Price Range: Lunch specials for $2.75; most dinner entrees are around $5 with a dinner for two special at $7.95. Peking duck available (whole, $12.95; half, $6.95.)
Hours: Monday through Friday, 11 a.m. to 3 p.m. and 5 to 10 p.m.; Saturday and Sunday, 11 a.m. to 10 p.m.
Reservations: Not necessary.
Credit Cards: American Express, Bank Americard, Visa, Master Charge.
Speical Facilities: Booster and high chairs available; free parking next door; carryout available. Easy access for patrons in wheelchairs.
The Mai Flower, one of the newest Vietnamese restaurants to blossom in Arlington, is full of surprises. The office building in which it is housed is a drab backdrop for the first pleasant surprise just inside the Mai Flower door: An indoor cafe with thatched bamboo canopies over the tables, pale willowy trees in the corners and delicate yellow and purple tree orchids decorating the walls and tables.
The effect was positively tropical on the wintry night we visited. One could easily have completed the scene by sipping Mai Tais and Pina Coladas under the stars -- albeit painted ones on the ceiling, which our 4-year-old noticed almost immediately.
We, however, forewent that pleasure and instead settle for tea, served in a pretty china pot, while we gave serious scrutiny to the menu. Mai Flower offers the cusines of both China and Vietnam, always a dilemma for hungry customers, but not much of a difficulty at Mai Flower since both are prepared well.
From appetizers to dessert we weren't once disappointed.
The spring rolls or cha gio, $2.25, had a brown, crisp rice paper surrounding a deliectable filling of pork, shrimp and begetables. The rolls then were dipped at the tabel in sweet and sour fish sauce. The barbecued pork, $2.50, was a tempting -- thin slices or port marinated in Chinese wine and spices, grilled, then brought to the table for a warm up over a little flaming stove. That of course was the highlight of the meal for our little one.
The chicken and cashew nuts, $5.50, one of the Szechuan selections, had large plump pieces of chicken with equally large, flavorful cashews served in a peppery tomato sauce with green peppers uncharacteristic of the Chinese.

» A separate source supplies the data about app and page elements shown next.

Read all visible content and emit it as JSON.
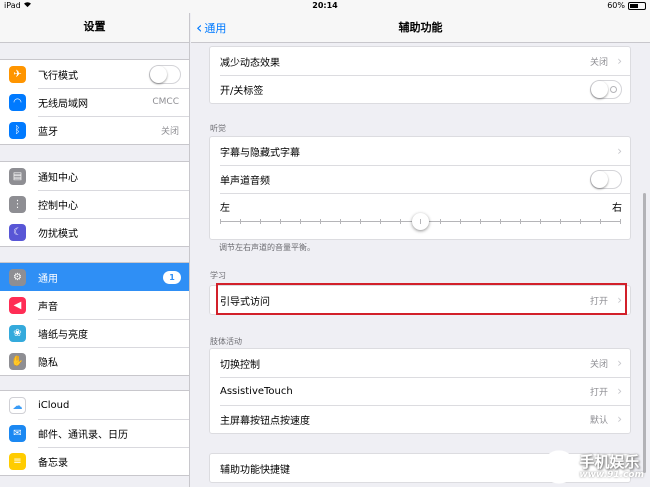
{
  "status_bar": {
    "device": "iPad",
    "time": "20:14",
    "battery": "60%",
    "battery_level": 0.6
  },
  "sidebar": {
    "title": "设置",
    "groups": [
      {
        "items": [
          {
            "label": "飞行模式",
            "icon": "airplane-icon",
            "color": "#ff9500",
            "control": "toggle"
          },
          {
            "label": "无线局域网",
            "icon": "wifi-icon",
            "color": "#007aff",
            "value": "CMCC"
          },
          {
            "label": "蓝牙",
            "icon": "bluetooth-icon",
            "color": "#007aff",
            "value": "关闭"
          }
        ]
      },
      {
        "items": [
          {
            "label": "通知中心",
            "icon": "notification-center-icon",
            "color": "#8e8e93"
          },
          {
            "label": "控制中心",
            "icon": "control-center-icon",
            "color": "#8e8e93"
          },
          {
            "label": "勿扰模式",
            "icon": "moon-icon",
            "color": "#5856d6"
          }
        ]
      },
      {
        "items": [
          {
            "label": "通用",
            "icon": "gear-icon",
            "color": "#8e8e93",
            "badge": "1",
            "selected": true
          },
          {
            "label": "声音",
            "icon": "speaker-icon",
            "color": "#ff2d55"
          },
          {
            "label": "墙纸与亮度",
            "icon": "flower-icon",
            "color": "#34aadc"
          },
          {
            "label": "隐私",
            "icon": "hand-icon",
            "color": "#8e8e93"
          }
        ]
      },
      {
        "items": [
          {
            "label": "iCloud",
            "icon": "cloud-icon",
            "color": "#ffffff"
          },
          {
            "label": "邮件、通讯录、日历",
            "icon": "mail-icon",
            "color": "#1b88f2"
          },
          {
            "label": "备忘录",
            "icon": "notes-icon",
            "color": "#ffcc00"
          }
        ]
      }
    ]
  },
  "nav": {
    "back_label": "通用",
    "title": "辅助功能"
  },
  "main": {
    "group1": [
      {
        "label": "减少动态效果",
        "value": "关闭",
        "chevron": true
      },
      {
        "label": "开/关标签",
        "toggle": true
      }
    ],
    "hearing": {
      "label": "听觉",
      "rows": [
        {
          "label": "字幕与隐藏式字幕",
          "chevron": true
        },
        {
          "label": "单声道音频",
          "toggle": true
        }
      ],
      "balance": {
        "left": "左",
        "right": "右",
        "value": 0.5
      },
      "footnote": "调节左右声道的音量平衡。"
    },
    "learning": {
      "label": "学习",
      "rows": [
        {
          "label": "引导式访问",
          "value": "打开",
          "chevron": true
        }
      ]
    },
    "physical": {
      "label": "肢体活动",
      "rows": [
        {
          "label": "切换控制",
          "value": "关闭",
          "chevron": true
        },
        {
          "label": "AssistiveTouch",
          "value": "打开",
          "chevron": true
        },
        {
          "label": "主屏幕按钮点按速度",
          "value": "默认",
          "chevron": true
        }
      ]
    },
    "shortcut": {
      "label": "辅助功能快捷键"
    }
  },
  "highlight_color": "#d2202a",
  "watermark": {
    "text": "手机娱乐",
    "url": "www.91.com"
  }
}
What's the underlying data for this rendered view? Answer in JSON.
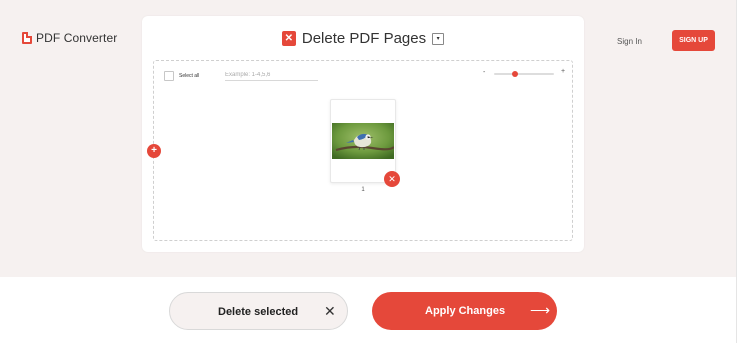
{
  "header": {
    "logo_text": "PDF Converter",
    "signin_label": "Sign In",
    "signup_label": "SIGN UP"
  },
  "tool": {
    "title": "Delete PDF Pages",
    "title_icon_glyph": "✕",
    "dropdown_glyph": "▾"
  },
  "toolbar": {
    "select_all_label": "Select all",
    "range_placeholder": "Example: 1-4,5,6",
    "zoom_minus": "-",
    "zoom_plus": "+",
    "zoom_level": 0.35
  },
  "add_page_glyph": "+",
  "pages": [
    {
      "number": "1",
      "thumbnail": "bird-on-branch-photo",
      "delete_glyph": "✕"
    }
  ],
  "actions": {
    "delete_selected_label": "Delete selected",
    "delete_selected_icon": "✕",
    "apply_label": "Apply Changes",
    "apply_icon": "⟶"
  },
  "colors": {
    "accent": "#e5483a",
    "background": "#f6f1f0"
  }
}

Barbecued meat balls, our other entree, were tender little chunks of pork lightly seasoned with garlic, grilled and served with rice paper, thin almost transparent peices of pastry. The rice paper was spread with hoisin, a sweet Chinese bean sauce, then wrapped around the meatballs, lettuce, cucumber and other salad items for a delicious sandwich.
Throughout this feast we were cheerfully attended by a waitress who took special interest in our son.
Our only real disappointment with the dinner was not enought people to sample all of the Mai Flower's surprises. Among the interesting items on the menu are shrimp pineapple soup, roast squab on salad, shrimp-stuffed Chinese mushrooms, chicken a la citronelle, coconut chicken and several eel dishes.
We did end our meal rather spectacularly, however, with bananas fried in a crisp batter and drizzled with honey, 95 cents.
The last surprise, of course, was the bill -- $18.14, not including tip.